● **Task instructions**: Whenever a line in the data holds the string "true", pull that line out.

● **Excerpts from a dataset**:

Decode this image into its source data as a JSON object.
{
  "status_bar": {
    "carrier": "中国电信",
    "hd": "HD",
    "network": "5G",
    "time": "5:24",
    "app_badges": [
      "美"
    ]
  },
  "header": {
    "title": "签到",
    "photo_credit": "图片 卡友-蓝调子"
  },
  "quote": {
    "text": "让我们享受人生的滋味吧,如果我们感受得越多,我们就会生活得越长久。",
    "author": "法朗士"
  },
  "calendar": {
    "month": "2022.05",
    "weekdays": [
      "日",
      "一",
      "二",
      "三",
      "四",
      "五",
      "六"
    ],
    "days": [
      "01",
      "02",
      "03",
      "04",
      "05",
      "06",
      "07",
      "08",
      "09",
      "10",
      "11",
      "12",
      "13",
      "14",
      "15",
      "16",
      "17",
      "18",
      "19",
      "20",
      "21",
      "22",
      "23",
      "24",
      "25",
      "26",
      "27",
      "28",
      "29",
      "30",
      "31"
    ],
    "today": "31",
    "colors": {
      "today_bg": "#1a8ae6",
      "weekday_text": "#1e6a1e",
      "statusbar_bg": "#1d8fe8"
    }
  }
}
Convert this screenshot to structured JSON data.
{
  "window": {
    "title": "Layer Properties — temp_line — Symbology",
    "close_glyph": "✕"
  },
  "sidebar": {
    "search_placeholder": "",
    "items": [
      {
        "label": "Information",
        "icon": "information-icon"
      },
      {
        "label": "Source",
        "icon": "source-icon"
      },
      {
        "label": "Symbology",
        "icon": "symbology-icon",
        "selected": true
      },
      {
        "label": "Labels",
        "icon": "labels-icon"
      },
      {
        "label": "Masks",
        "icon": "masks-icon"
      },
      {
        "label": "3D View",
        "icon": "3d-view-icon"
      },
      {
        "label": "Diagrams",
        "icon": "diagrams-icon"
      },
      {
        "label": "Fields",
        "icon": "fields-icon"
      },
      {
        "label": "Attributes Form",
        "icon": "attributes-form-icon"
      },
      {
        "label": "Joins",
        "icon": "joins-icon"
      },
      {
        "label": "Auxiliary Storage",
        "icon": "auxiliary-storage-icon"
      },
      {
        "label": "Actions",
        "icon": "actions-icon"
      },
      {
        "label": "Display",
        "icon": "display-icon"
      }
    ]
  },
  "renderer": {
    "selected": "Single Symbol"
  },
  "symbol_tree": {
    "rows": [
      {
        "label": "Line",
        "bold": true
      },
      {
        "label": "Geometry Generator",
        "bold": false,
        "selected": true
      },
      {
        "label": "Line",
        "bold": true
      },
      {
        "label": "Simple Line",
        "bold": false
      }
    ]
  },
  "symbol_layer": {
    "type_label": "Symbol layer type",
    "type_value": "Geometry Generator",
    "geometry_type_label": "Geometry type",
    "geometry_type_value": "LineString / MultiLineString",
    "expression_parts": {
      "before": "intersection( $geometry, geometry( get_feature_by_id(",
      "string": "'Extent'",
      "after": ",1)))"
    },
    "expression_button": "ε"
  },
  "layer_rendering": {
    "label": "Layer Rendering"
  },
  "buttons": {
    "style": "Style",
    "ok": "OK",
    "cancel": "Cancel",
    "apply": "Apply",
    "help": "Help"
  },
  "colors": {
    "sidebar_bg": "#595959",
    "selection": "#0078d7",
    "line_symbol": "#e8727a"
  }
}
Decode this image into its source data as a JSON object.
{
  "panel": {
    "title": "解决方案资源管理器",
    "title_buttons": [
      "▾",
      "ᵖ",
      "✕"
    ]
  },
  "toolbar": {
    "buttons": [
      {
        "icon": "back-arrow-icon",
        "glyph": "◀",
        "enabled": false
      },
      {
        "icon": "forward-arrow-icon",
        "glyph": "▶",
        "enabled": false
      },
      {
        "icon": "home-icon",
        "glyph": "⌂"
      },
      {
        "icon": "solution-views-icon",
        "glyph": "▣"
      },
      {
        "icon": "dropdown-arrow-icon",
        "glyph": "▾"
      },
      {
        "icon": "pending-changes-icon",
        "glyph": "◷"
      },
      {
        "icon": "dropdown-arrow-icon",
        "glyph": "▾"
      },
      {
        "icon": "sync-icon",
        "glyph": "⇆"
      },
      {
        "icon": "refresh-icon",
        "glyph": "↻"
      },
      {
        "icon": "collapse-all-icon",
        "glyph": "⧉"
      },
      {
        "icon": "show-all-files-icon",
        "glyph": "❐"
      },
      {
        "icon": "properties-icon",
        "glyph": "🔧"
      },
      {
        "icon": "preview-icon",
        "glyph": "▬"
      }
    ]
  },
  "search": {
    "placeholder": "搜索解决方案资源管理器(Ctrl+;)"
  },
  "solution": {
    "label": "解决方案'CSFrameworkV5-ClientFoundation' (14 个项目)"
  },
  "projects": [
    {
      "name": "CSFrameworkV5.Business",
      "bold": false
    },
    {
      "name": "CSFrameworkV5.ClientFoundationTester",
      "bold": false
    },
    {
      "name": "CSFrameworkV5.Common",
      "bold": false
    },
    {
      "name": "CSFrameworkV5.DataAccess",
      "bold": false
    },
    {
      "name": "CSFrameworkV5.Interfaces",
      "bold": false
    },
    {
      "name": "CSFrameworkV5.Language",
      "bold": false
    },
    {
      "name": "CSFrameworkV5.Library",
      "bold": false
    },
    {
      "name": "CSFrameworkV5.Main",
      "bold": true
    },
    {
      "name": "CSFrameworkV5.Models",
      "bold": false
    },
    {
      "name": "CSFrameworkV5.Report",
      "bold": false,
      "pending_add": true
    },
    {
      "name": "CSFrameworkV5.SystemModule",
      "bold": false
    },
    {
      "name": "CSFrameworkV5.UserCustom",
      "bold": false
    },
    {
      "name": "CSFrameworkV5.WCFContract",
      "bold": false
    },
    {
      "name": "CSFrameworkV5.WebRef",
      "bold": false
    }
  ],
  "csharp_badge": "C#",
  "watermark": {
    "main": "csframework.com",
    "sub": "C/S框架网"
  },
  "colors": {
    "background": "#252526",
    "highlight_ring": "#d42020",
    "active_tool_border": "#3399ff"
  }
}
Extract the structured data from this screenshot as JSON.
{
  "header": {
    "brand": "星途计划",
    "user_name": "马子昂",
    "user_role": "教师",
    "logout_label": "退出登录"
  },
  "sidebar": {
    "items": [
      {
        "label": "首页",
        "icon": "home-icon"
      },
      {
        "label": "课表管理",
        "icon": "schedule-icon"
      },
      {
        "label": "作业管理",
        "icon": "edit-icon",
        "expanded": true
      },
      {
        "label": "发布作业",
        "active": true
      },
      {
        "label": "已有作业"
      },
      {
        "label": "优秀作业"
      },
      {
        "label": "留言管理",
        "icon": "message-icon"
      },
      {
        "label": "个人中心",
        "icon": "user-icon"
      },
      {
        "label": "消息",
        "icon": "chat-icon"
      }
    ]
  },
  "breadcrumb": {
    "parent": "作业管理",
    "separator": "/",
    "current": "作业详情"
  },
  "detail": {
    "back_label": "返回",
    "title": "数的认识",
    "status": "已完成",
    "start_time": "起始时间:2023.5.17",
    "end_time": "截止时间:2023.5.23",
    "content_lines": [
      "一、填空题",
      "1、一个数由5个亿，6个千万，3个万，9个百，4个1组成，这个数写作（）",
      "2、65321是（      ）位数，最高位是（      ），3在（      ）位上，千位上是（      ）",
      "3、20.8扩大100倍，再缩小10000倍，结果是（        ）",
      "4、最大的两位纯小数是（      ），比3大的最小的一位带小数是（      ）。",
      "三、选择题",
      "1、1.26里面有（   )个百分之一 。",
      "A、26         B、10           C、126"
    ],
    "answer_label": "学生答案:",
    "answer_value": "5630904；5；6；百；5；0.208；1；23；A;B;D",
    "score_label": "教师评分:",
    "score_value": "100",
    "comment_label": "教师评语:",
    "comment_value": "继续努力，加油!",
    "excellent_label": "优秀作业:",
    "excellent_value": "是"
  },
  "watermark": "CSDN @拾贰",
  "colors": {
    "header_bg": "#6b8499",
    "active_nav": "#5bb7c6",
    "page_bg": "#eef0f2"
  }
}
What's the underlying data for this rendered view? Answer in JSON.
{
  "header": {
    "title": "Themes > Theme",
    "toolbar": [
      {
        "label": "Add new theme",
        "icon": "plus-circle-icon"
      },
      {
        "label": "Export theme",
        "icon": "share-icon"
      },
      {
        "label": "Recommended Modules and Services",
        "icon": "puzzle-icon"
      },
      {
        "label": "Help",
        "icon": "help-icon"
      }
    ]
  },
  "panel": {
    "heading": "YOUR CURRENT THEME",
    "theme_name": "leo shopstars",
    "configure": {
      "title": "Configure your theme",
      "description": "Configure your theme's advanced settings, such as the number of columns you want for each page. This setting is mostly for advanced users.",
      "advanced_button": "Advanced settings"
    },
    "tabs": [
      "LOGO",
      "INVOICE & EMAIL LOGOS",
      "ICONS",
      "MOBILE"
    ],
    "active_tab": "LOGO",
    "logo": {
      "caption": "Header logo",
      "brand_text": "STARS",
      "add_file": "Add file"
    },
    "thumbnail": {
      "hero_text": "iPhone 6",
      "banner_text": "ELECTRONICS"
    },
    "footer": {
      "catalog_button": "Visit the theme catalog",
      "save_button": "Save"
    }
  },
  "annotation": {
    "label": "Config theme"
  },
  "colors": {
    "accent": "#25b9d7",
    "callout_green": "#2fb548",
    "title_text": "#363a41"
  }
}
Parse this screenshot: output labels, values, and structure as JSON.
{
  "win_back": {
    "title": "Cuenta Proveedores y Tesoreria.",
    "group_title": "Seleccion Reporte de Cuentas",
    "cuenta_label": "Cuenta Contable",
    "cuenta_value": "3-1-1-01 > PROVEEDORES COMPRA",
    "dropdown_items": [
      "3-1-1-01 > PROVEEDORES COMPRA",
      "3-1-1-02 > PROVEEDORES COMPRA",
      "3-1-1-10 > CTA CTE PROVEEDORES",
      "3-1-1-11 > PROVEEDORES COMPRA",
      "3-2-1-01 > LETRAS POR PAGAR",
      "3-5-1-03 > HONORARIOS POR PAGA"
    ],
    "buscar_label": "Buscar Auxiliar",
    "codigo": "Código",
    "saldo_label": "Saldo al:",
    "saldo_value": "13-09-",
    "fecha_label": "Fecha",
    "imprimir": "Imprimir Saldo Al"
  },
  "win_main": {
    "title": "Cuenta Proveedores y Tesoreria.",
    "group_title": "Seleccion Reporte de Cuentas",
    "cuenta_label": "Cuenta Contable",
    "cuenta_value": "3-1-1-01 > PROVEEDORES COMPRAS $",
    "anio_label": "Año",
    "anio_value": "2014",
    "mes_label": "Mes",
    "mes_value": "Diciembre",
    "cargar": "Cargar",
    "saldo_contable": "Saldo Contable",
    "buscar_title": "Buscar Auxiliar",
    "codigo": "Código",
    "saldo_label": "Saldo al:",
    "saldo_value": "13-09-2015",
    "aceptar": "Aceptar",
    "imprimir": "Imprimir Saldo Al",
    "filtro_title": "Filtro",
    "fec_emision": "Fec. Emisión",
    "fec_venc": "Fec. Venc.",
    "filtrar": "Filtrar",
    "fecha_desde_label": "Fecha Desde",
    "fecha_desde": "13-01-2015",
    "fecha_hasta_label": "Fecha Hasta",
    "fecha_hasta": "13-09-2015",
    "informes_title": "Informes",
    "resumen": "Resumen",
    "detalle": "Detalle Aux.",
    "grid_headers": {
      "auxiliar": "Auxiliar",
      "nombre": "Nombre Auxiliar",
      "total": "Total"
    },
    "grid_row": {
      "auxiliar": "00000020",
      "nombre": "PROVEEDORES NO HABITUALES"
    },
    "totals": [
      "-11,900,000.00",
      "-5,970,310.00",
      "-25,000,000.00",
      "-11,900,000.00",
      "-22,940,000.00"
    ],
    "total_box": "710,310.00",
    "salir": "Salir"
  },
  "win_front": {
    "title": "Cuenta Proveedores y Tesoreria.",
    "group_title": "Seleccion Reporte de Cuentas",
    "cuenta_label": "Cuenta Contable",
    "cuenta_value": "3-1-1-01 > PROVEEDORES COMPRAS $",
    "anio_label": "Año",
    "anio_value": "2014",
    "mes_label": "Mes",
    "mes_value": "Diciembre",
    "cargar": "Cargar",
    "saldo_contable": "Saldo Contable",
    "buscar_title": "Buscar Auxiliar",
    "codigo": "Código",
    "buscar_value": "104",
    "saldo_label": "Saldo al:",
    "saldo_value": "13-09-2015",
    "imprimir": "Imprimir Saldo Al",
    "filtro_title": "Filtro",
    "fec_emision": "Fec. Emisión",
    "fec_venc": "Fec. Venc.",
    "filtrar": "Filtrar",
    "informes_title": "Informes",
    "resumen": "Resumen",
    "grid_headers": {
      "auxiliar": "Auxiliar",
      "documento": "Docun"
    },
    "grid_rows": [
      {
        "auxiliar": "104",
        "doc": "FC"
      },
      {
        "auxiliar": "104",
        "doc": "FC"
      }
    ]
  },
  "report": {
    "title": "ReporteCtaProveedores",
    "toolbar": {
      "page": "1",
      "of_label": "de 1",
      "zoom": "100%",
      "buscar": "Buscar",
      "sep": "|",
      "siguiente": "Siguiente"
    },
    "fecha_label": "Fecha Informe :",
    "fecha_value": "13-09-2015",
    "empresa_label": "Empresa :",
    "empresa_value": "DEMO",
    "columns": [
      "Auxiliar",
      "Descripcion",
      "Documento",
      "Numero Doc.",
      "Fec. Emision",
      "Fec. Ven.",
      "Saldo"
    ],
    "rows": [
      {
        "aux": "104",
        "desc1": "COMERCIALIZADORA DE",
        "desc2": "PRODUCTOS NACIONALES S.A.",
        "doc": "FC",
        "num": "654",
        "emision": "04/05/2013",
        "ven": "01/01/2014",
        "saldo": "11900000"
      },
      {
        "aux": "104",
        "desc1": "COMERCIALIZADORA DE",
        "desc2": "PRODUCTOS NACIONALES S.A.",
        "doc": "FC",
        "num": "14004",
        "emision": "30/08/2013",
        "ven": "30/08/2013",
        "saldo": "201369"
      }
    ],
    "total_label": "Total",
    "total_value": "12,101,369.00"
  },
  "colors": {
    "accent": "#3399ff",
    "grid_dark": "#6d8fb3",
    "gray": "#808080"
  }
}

● **Written solution**:
        "selected": true
        "bold": true
        "selected": true
        "bold": true
      "bold": true
      "pending_add": true
        "expanded": true
        "active": true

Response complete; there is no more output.